#### How to complete this task
Below are some records; find each line that carries the word "turned" and copy it.

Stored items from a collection
####
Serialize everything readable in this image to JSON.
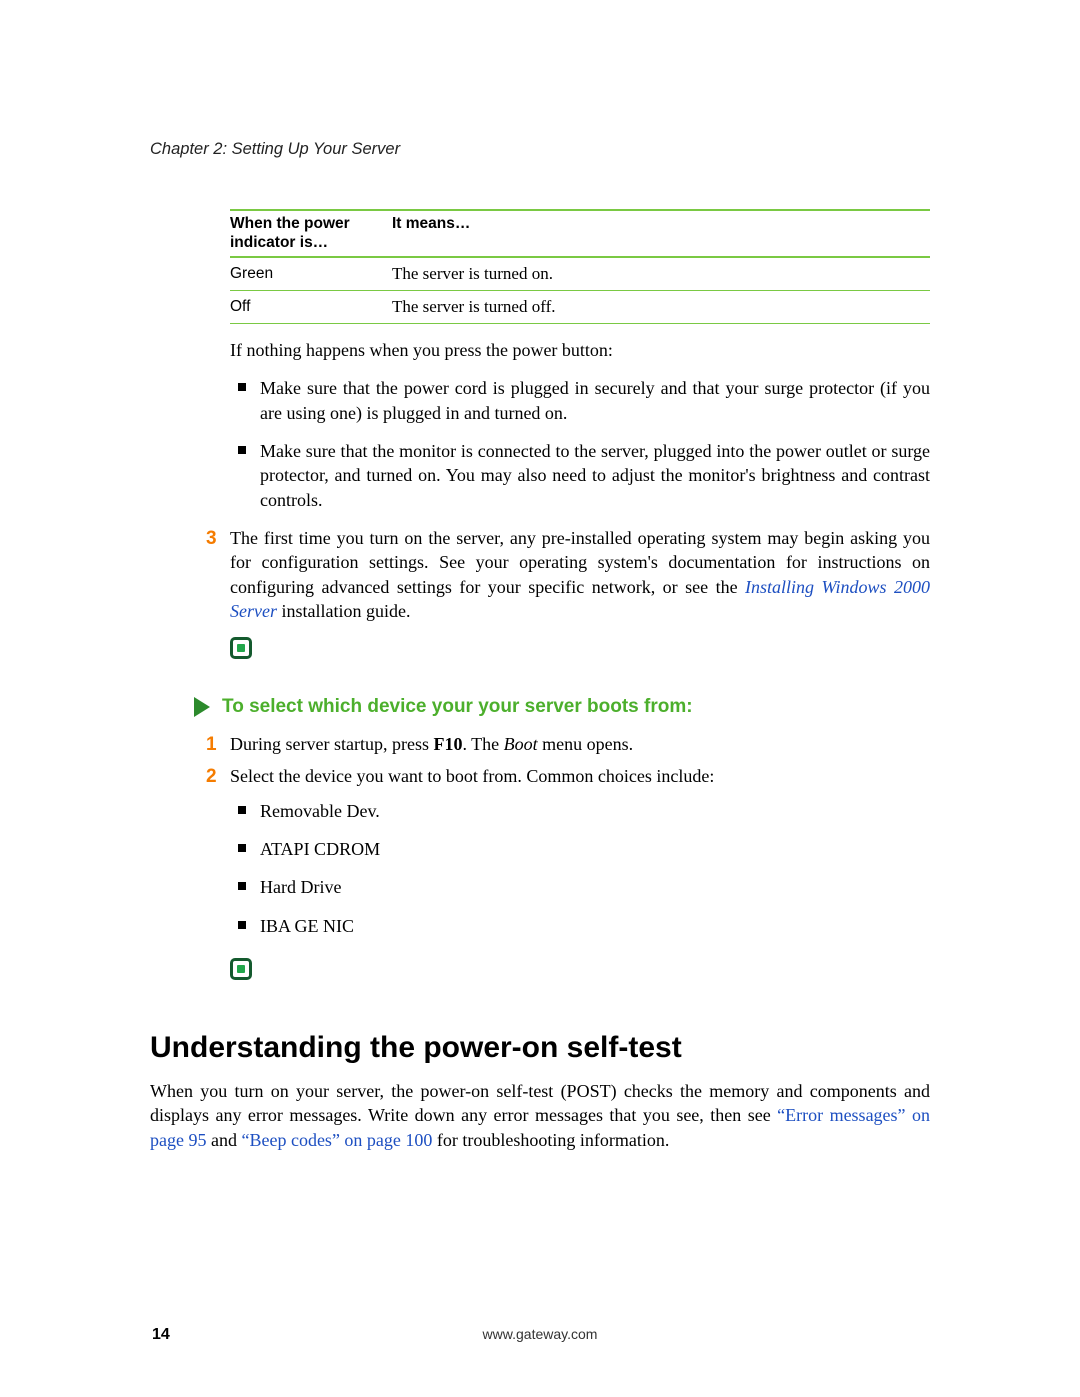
{
  "chapter_header": "Chapter 2: Setting Up Your Server",
  "table": {
    "header_col1_line1": "When the power",
    "header_col1_line2": "indicator is…",
    "header_col2": "It means…",
    "rows": [
      {
        "c1": "Green",
        "c2": "The server is turned on."
      },
      {
        "c1": "Off",
        "c2": "The server is turned off."
      }
    ]
  },
  "intro_after_table": "If nothing happens when you press the power button:",
  "bullets_1": [
    "Make sure that the power cord is plugged in securely and that your surge protector (if you are using one) is plugged in and turned on.",
    "Make sure that the monitor is connected to the server, plugged into the power outlet or surge protector, and turned on. You may also need to adjust the monitor's brightness and contrast controls."
  ],
  "step3": {
    "num": "3",
    "pre": "The first time you turn on the server, any pre-installed operating system may begin asking you for configuration settings. See your operating system's documentation for instructions on configuring advanced settings for your specific network, or see the ",
    "link": "Installing Windows 2000 Server",
    "post": " installation guide."
  },
  "procedure_title": "To select which device your your server boots from:",
  "proc_steps": {
    "s1": {
      "num": "1",
      "pre": "During server startup, press ",
      "key": "F10",
      "mid": ". The ",
      "ital": "Boot",
      "post": " menu opens."
    },
    "s2": {
      "num": "2",
      "text": "Select the device you want to boot from. Common choices include:"
    }
  },
  "boot_choices": [
    "Removable Dev.",
    "ATAPI CDROM",
    "Hard Drive",
    "IBA GE NIC"
  ],
  "heading2": "Understanding the power-on self-test",
  "post_para": {
    "pre": "When you turn on your server, the power-on self-test (POST) checks the memory and components and displays any error messages. Write down any error messages that you see, then see ",
    "link1": "“Error messages” on page 95",
    "mid": " and ",
    "link2": "“Beep codes” on page 100",
    "post": " for troubleshooting information."
  },
  "footer_url": "www.gateway.com",
  "page_number": "14"
}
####
#### Result below
        "c2": "The server is turned on."
        "c2": "The server is turned off."
    "Make sure that the power cord is plugged in securely and that your surge protector (if you are using one) is plugged in and turned on.",
    "Make sure that the monitor is connected to the server, plugged into the power outlet or surge protector, and turned on. You may also need to adjust the monitor's brightness and contrast controls."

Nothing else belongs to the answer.